Problem
Retype the records that come next, word for word.

Excerpts from an interface dataset

---

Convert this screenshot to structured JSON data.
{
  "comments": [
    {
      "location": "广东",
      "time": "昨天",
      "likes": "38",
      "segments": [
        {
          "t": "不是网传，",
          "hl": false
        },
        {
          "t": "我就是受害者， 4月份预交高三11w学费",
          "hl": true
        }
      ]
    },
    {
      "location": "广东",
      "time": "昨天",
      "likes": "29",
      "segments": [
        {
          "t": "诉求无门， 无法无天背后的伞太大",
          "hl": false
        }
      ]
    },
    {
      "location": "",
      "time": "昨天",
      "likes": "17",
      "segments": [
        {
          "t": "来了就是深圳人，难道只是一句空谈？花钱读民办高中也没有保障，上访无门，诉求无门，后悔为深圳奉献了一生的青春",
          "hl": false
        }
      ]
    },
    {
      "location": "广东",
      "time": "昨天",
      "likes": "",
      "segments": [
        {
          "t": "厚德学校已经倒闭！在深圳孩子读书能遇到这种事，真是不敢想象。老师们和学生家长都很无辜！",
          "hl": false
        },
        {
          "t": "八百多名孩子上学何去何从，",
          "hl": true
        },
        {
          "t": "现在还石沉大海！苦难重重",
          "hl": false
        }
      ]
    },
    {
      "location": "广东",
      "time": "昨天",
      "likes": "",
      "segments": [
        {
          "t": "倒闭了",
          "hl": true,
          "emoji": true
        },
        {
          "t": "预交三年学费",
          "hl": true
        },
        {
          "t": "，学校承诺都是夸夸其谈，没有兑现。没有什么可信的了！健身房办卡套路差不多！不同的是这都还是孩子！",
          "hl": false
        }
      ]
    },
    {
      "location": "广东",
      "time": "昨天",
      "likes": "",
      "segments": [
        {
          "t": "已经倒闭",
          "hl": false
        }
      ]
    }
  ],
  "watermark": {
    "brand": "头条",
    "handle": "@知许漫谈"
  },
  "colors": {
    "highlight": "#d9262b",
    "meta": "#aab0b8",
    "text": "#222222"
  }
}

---

Answer to the exercise
Convert this screenshot to structured JSON data.
{
  "comments": [
    {
      "location": "广东",
      "time": "昨天",
      "likes": "38",
      "segments": [
        {
          "t": "不是网传，",
          "hl": false
        },
        {
          "t": "我就是受害者， 4月份预交高三11w学费",
          "hl": true
        }
      ]
    },
    {
      "location": "广东",
      "time": "昨天",
      "likes": "29",
      "segments": [
        {
          "t": "诉求无门， 无法无天背后的伞太大",
          "hl": false
        }
      ]
    },
    {
      "location": "",
      "time": "昨天",
      "likes": "17",
      "segments": [
        {
          "t": "来了就是深圳人，难道只是一句空谈？花钱读民办高中也没有保障，上访无门，诉求无门，后悔为深圳奉献了一生的青春",
          "hl": false
        }
      ]
    },
    {
      "location": "广东",
      "time": "昨天",
      "likes": "",
      "segments": [
        {
          "t": "厚德学校已经倒闭！在深圳孩子读书能遇到这种事，真是不敢想象。老师们和学生家长都很无辜！",
          "hl": false
        },
        {
          "t": "八百多名孩子上学何去何从，",
          "hl": true
        },
        {
          "t": "现在还石沉大海！苦难重重",
          "hl": false
        }
      ]
    },
    {
      "location": "广东",
      "time": "昨天",
      "likes": "",
      "segments": [
        {
          "t": "倒闭了",
          "hl": true,
          "emoji": true
        },
        {
          "t": "预交三年学费",
          "hl": true
        },
        {
          "t": "，学校承诺都是夸夸其谈，没有兑现。没有什么可信的了！健身房办卡套路差不多！不同的是这都还是孩子！",
          "hl": false
        }
      ]
    },
    {
      "location": "广东",
      "time": "昨天",
      "likes": "",
      "segments": [
        {
          "t": "已经倒闭",
          "hl": false
        }
      ]
    }
  ],
  "watermark": {
    "brand": "头条",
    "handle": "@知许漫谈"
  },
  "colors": {
    "highlight": "#d9262b",
    "meta": "#aab0b8",
    "text": "#222222"
  }
}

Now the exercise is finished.